35 Stanley Wells, Shakespeare on Page and Stage (Oxford: Oxford University Press, 2016), 39.
36 Lough, Champagne, 222.
37 Rose, Literary Churchill, 8.
Lord Acton, Letter to Archbishop Mandell Creighton. Acton-Creighton Correspondence.
Online Library of Liberty. 1887.
Randolph S. Churchill, ed., The Churchill Documents, vol. 1, Youth, 1874-1900. Hillsdale, Mich.: Hillsdale College Press, 2018.
Winston S. Churchill, A History of the English-Speaking Peoples, vol. 1, The Birth of Britain. London: Cassell, 1956.
———. “Julius Caesar,” in George Newnes, ed., Shakespeare’s Plays as Short Stories. London: Newnes, 1934.
———, My Early Life. London: Thornton Butterworth, 1930.
Jack Fishman, My Darling Clementine: The Story of Lady Churchill. New York: Avon Books, 1963.
Martin Gilbert & Larry P. Arnn, eds., The Churchill Documents, vol. 20, Normandy and Beyond, May-December 1944. Hillsdale, Mich.: Hillsdale College Press, 2018.
James Hammersmith, “The Melodrama of Richard III.” English Studies: A Journal of English Language and Literature 70, no. 1 (February 1989): 28-36.
Darrell Holley, Churchill’s Literary Allusions.
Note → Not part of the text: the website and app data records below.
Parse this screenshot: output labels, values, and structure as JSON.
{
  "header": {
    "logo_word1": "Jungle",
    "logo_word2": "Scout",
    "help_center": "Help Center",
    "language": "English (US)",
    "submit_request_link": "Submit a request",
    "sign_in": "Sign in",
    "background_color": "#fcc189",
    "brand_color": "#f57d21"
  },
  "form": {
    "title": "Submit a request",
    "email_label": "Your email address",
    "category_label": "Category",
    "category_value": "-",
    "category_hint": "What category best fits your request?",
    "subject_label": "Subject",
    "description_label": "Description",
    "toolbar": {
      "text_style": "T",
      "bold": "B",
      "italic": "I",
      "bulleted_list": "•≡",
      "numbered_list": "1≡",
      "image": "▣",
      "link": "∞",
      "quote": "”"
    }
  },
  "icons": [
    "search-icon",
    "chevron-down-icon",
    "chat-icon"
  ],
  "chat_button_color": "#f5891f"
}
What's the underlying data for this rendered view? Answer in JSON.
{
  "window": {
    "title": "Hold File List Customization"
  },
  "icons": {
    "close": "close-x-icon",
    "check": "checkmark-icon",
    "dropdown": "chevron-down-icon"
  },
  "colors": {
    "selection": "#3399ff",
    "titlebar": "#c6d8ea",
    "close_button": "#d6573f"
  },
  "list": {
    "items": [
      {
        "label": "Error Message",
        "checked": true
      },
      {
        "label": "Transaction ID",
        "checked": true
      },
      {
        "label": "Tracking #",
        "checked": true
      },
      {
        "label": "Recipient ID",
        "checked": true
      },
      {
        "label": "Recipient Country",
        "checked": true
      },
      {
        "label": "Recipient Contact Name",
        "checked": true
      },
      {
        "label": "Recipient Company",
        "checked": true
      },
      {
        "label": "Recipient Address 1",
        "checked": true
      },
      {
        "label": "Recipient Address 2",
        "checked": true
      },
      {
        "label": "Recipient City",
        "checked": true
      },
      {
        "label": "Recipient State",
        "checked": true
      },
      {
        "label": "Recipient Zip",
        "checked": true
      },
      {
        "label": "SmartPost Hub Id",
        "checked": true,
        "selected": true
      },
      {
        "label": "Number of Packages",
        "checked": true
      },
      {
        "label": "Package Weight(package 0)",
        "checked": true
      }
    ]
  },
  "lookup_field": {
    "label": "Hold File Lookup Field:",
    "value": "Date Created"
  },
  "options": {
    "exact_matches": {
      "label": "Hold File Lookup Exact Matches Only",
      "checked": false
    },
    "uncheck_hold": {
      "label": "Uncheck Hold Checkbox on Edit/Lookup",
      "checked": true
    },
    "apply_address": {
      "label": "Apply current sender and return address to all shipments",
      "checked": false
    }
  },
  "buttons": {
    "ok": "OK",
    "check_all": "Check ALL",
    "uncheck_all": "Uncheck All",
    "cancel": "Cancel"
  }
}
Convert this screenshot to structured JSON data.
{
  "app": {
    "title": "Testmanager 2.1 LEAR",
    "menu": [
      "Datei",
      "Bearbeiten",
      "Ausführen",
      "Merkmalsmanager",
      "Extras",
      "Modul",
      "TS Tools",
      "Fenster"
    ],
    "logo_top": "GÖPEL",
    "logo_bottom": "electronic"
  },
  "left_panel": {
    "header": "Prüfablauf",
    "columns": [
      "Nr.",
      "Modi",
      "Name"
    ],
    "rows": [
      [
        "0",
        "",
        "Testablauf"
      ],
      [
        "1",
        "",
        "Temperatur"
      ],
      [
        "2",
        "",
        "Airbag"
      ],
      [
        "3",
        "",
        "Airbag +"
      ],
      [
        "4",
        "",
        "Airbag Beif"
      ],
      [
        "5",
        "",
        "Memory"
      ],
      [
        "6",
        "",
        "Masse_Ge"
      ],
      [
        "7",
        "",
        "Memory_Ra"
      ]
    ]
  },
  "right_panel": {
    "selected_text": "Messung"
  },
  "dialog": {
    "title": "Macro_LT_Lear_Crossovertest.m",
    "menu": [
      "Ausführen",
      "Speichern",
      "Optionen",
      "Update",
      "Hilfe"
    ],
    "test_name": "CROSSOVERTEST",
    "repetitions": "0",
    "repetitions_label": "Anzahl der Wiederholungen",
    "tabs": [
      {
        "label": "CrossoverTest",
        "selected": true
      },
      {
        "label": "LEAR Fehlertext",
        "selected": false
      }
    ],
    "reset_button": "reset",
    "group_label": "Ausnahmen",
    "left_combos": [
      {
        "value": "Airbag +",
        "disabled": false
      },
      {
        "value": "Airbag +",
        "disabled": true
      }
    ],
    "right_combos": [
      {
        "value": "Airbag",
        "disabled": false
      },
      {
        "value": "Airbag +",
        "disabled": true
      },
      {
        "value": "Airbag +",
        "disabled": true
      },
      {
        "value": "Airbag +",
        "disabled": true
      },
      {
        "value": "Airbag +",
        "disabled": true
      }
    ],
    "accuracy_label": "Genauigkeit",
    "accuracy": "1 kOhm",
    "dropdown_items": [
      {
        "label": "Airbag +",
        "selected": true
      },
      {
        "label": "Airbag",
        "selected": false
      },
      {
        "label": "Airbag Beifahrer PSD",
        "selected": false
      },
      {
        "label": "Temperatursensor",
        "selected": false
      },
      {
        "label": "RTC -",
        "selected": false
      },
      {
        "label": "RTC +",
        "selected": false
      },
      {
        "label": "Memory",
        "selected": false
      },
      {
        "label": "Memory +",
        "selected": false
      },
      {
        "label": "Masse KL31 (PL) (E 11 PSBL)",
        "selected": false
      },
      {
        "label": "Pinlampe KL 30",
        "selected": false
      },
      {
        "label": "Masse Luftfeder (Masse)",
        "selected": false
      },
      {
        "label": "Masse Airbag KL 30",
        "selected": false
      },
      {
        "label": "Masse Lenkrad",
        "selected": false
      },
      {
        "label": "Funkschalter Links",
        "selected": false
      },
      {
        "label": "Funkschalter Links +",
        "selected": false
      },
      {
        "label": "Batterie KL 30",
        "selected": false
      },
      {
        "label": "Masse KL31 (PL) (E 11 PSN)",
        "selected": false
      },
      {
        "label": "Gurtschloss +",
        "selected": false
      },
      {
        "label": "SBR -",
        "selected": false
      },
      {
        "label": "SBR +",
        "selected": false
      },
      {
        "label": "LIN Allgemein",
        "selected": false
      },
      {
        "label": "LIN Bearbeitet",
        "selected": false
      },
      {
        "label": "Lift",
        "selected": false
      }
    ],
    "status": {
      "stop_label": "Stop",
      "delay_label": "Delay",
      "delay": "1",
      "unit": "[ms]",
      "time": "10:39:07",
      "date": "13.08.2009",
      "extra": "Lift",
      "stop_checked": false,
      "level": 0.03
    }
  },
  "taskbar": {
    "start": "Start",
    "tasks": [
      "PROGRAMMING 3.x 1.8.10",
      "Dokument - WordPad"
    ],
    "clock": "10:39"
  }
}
Jefferson, N.C.: McFarland, 1987. Quoted in Richard Langworth. “Churchill and Shakespeare,” The Churchill Project, Hillsdale College, 18 July 2016.
Robert Rhodes James, ed., Winston S. Churchill: His Complete Speeches, 1897-1963, 8 vols., New York: Bowker,1974.
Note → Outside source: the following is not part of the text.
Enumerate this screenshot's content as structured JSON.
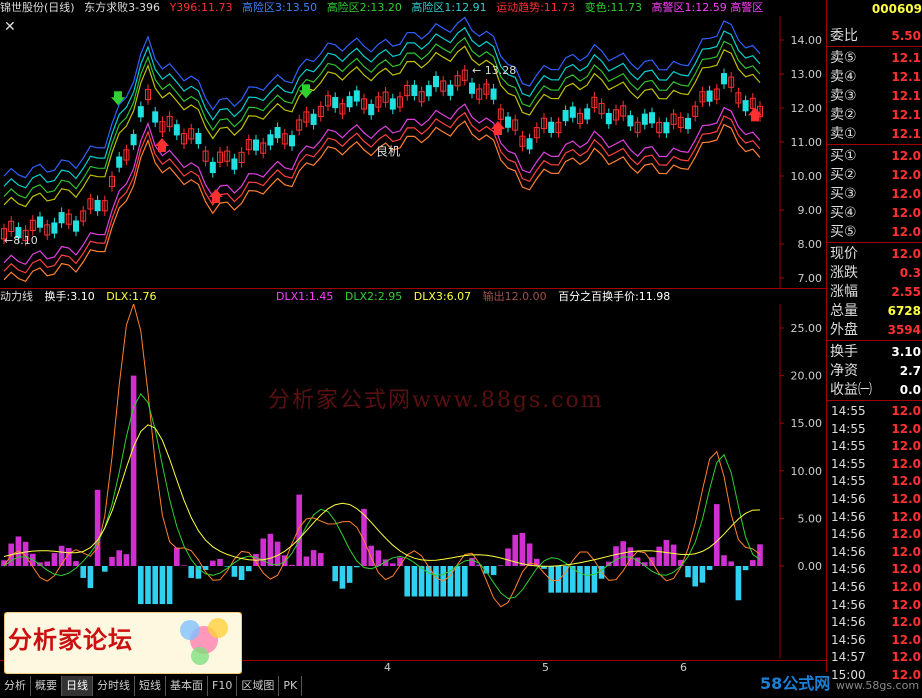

Richard M. Langworth, ed., Churchill by Himself: In His Own Words. London: Ebury Press, 2012.
———, “Churchill and Shakespeare.” Hillsdale College Churchill Project, published 18 July 2016.
David Lough, No More Champagne: Churchill and His Money. New York: Picador, 2015.
Jonathan Rose, The Literary Churchill: Author, Reader, Actor. New Haven: Yale University Press, Kindle edition, 2014.
William Shakespeare, Julius Caesar, in William Wright, ed., Four Great Tragedies by William Shakespeare, 124-98. New York: Washington Square Press, 1962
———, The Life and Death of Richard the Third. Cambridge, Mass.: The Tech, 1993.
Mary Soames, “Life with My Parents: Winston and Clementine.” Interview by Naim Aitallah in Finest Hour 91 (1996): 14-17.
Stanley Wells, Shakespeare on Page and Stage. Oxford: Oxford University Press, 2016.
Mr. Forman is a Churchill Fellow at the Hillsdale College Churchill Project, working in IT prototyping. He is a physics major and avid computer scientist with specialization in machine learning.